== Segment start ==
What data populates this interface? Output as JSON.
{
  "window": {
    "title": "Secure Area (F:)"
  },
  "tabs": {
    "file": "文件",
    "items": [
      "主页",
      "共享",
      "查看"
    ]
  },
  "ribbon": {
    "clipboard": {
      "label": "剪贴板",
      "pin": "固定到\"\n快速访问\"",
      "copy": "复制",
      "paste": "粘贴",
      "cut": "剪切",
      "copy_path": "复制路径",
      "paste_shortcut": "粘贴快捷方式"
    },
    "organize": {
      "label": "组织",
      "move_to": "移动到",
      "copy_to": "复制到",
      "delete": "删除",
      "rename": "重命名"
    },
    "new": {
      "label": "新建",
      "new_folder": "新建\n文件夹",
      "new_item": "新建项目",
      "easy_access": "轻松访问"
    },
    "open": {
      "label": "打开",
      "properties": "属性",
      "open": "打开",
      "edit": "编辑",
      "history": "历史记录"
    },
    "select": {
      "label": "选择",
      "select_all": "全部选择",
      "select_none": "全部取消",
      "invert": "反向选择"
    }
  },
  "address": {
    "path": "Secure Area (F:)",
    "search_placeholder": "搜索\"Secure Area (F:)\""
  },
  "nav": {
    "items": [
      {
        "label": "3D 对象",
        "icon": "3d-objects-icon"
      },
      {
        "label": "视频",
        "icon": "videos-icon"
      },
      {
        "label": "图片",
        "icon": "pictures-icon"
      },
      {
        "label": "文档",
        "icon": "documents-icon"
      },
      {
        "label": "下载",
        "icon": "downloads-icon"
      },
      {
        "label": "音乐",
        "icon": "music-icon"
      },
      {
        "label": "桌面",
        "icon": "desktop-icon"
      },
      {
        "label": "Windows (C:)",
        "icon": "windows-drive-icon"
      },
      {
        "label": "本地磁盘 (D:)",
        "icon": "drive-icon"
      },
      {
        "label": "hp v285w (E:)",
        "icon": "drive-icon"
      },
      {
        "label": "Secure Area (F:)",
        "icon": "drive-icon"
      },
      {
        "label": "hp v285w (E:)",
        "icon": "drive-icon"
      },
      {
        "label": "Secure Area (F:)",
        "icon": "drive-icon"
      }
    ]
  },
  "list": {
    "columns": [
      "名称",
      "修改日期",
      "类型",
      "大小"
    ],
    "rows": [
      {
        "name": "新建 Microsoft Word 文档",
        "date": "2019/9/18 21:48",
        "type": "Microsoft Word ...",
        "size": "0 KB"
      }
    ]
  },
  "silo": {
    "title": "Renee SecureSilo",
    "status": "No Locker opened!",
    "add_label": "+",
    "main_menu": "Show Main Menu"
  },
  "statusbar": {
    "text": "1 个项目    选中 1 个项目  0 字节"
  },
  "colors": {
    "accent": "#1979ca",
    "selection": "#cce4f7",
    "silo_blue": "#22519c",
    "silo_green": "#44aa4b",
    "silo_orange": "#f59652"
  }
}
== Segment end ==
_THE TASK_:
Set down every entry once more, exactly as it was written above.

_TASK SOLUTION_:
What data populates this interface? Output as JSON.
{
  "window": {
    "title": "Secure Area (F:)"
  },
  "tabs": {
    "file": "文件",
    "items": [
      "主页",
      "共享",
      "查看"
    ]
  },
  "ribbon": {
    "clipboard": {
      "label": "剪贴板",
      "pin": "固定到\"\n快速访问\"",
      "copy": "复制",
      "paste": "粘贴",
      "cut": "剪切",
      "copy_path": "复制路径",
      "paste_shortcut": "粘贴快捷方式"
    },
    "organize": {
      "label": "组织",
      "move_to": "移动到",
      "copy_to": "复制到",
      "delete": "删除",
      "rename": "重命名"
    },
    "new": {
      "label": "新建",
      "new_folder": "新建\n文件夹",
      "new_item": "新建项目",
      "easy_access": "轻松访问"
    },
    "open": {
      "label": "打开",
      "properties": "属性",
      "open": "打开",
      "edit": "编辑",
      "history": "历史记录"
    },
    "select": {
      "label": "选择",
      "select_all": "全部选择",
      "select_none": "全部取消",
      "invert": "反向选择"
    }
  },
  "address": {
    "path": "Secure Area (F:)",
    "search_placeholder": "搜索\"Secure Area (F:)\""
  },
  "nav": {
    "items": [
      {
        "label": "3D 对象",
        "icon": "3d-objects-icon"
      },
      {
        "label": "视频",
        "icon": "videos-icon"
      },
      {
        "label": "图片",
        "icon": "pictures-icon"
      },
      {
        "label": "文档",
        "icon": "documents-icon"
      },
      {
        "label": "下载",
        "icon": "downloads-icon"
      },
      {
        "label": "音乐",
        "icon": "music-icon"
      },
      {
        "label": "桌面",
        "icon": "desktop-icon"
      },
      {
        "label": "Windows (C:)",
        "icon": "windows-drive-icon"
      },
      {
        "label": "本地磁盘 (D:)",
        "icon": "drive-icon"
      },
      {
        "label": "hp v285w (E:)",
        "icon": "drive-icon"
      },
      {
        "label": "Secure Area (F:)",
        "icon": "drive-icon"
      },
      {
        "label": "hp v285w (E:)",
        "icon": "drive-icon"
      },
      {
        "label": "Secure Area (F:)",
        "icon": "drive-icon"
      }
    ]
  },
  "list": {
    "columns": [
      "名称",
      "修改日期",
      "类型",
      "大小"
    ],
    "rows": [
      {
        "name": "新建 Microsoft Word 文档",
        "date": "2019/9/18 21:48",
        "type": "Microsoft Word ...",
        "size": "0 KB"
      }
    ]
  },
  "silo": {
    "title": "Renee SecureSilo",
    "status": "No Locker opened!",
    "add_label": "+",
    "main_menu": "Show Main Menu"
  },
  "statusbar": {
    "text": "1 个项目    选中 1 个项目  0 字节"
  },
  "colors": {
    "accent": "#1979ca",
    "selection": "#cce4f7",
    "silo_blue": "#22519c",
    "silo_green": "#44aa4b",
    "silo_orange": "#f59652"
  }
}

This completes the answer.